**PROBLEM TO WORK ON**
If a line in the entries below contains "this", copy it.
━━━━━ TASK INPUT ━━━━━
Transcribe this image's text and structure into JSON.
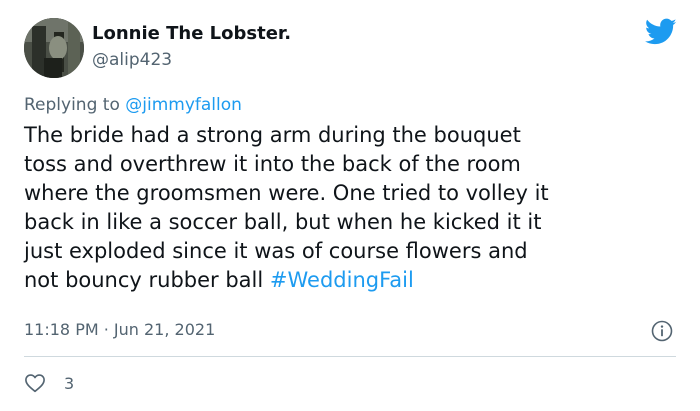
{
  "tweet": {
    "author": {
      "name": "Lonnie The Lobster.",
      "handle": "@alip423",
      "avatar_icon": "profile-photo"
    },
    "brand_icon": "twitter-bird-icon",
    "colors": {
      "accent": "#1d9bf0",
      "text": "#0f1419",
      "secondary": "#536471",
      "divider": "#cfd9de"
    },
    "replying": {
      "prefix": "Replying to",
      "mention": "@jimmyfallon"
    },
    "body": {
      "lines": [
        "The bride had a strong arm during the bouquet",
        "toss and overthrew it into the back of the room",
        "where the groomsmen were. One tried to volley it",
        "back in like a soccer ball, but when he kicked it it",
        "just exploded since it was of course flowers and",
        "not bouncy rubber ball"
      ],
      "hashtag": "#WeddingFail"
    },
    "timestamp": "11:18 PM · Jun 21, 2021",
    "likes": {
      "count": "3",
      "icon": "heart-icon"
    },
    "info_icon": "info-icon"
  }
}
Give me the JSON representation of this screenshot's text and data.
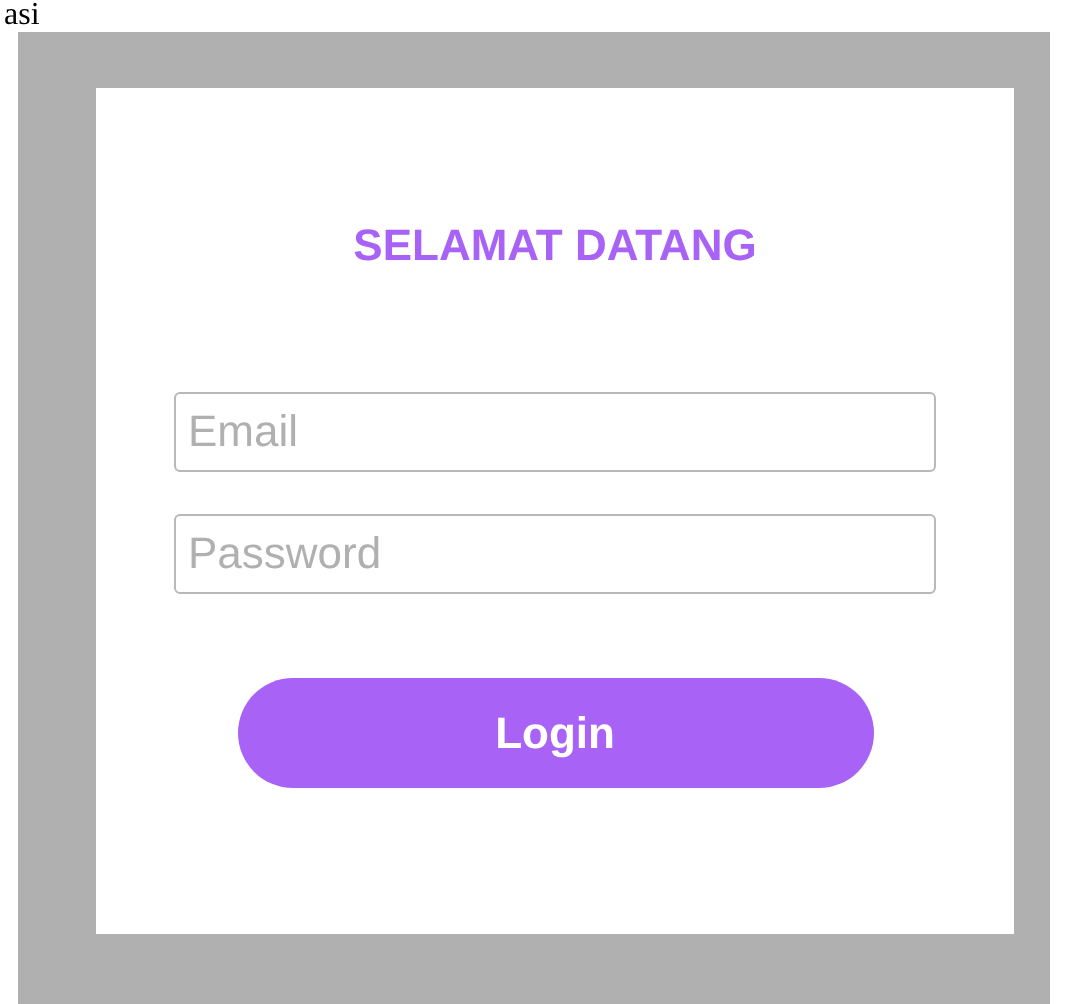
{
  "caption": "asi",
  "title": "SELAMAT DATANG",
  "fields": [
    {
      "placeholder": "Email"
    },
    {
      "placeholder": "Password"
    }
  ],
  "button": "Login"
}
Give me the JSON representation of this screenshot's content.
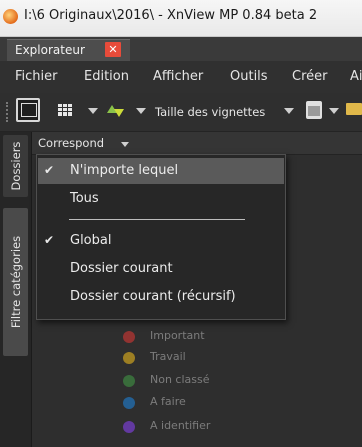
{
  "window": {
    "title": "I:\\6 Originaux\\2016\\ - XnView MP 0.84 beta 2"
  },
  "tabs": [
    {
      "label": "Explorateur",
      "close": "✕"
    }
  ],
  "menu": [
    "Fichier",
    "Edition",
    "Afficher",
    "Outils",
    "Créer",
    "Ai"
  ],
  "toolbar": {
    "thumbnail_size_label": "Taille des vignettes"
  },
  "side_tabs": {
    "folders": "Dossiers",
    "category_filter": "Filtre catégories"
  },
  "filter_bar": {
    "match_label": "Correspond"
  },
  "dropdown": {
    "items": [
      {
        "label": "N'importe lequel",
        "checked": true,
        "highlighted": true
      },
      {
        "label": "Tous",
        "checked": false
      },
      {
        "label": "Global",
        "checked": true
      },
      {
        "label": "Dossier courant",
        "checked": false
      },
      {
        "label": "Dossier courant (récursif)",
        "checked": false
      }
    ]
  },
  "categories": [
    {
      "label": "Important",
      "color": "#e53935"
    },
    {
      "label": "Travail",
      "color": "#f9c21b"
    },
    {
      "label": "Non classé",
      "color": "#43a047"
    },
    {
      "label": "A faire",
      "color": "#1e88e5"
    },
    {
      "label": "A identifier",
      "color": "#8e44ff"
    }
  ],
  "check_glyph": "✔"
}
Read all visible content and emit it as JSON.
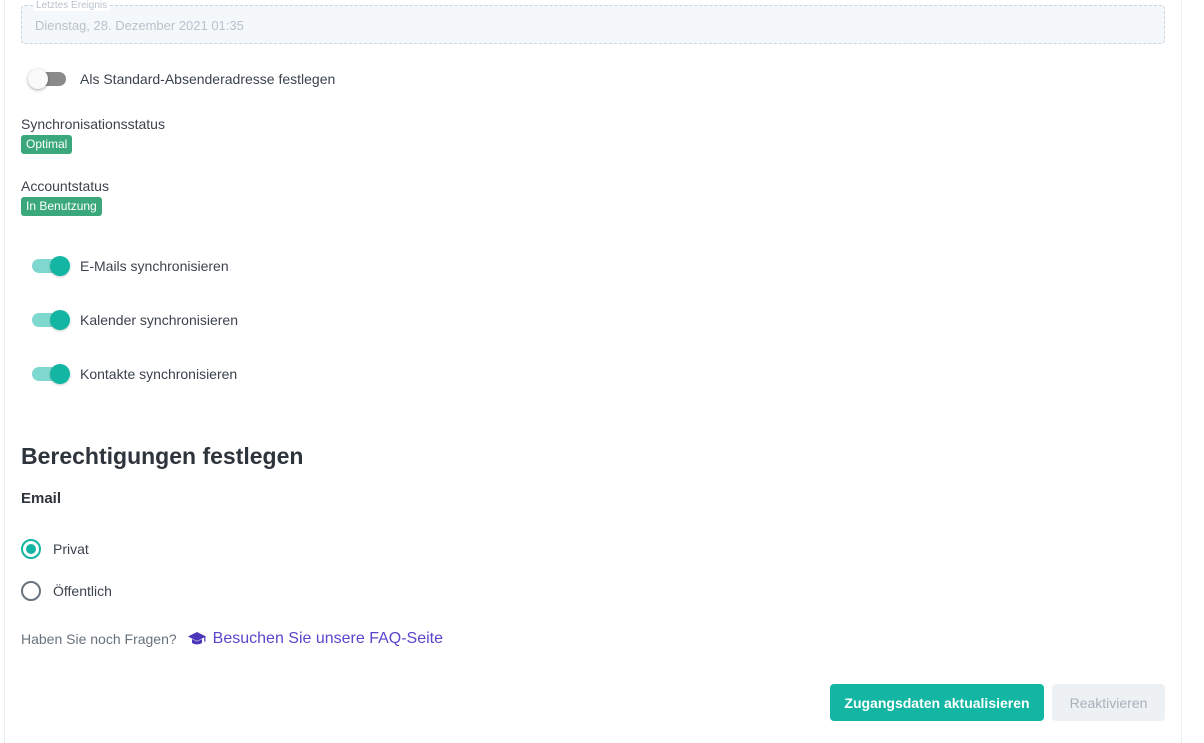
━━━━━
**OUTPUT**
Transcribe this image's text and structure into JSON.
Give me the JSON representation of this screenshot's text and data.
Give me the JSON representation of this screenshot's content.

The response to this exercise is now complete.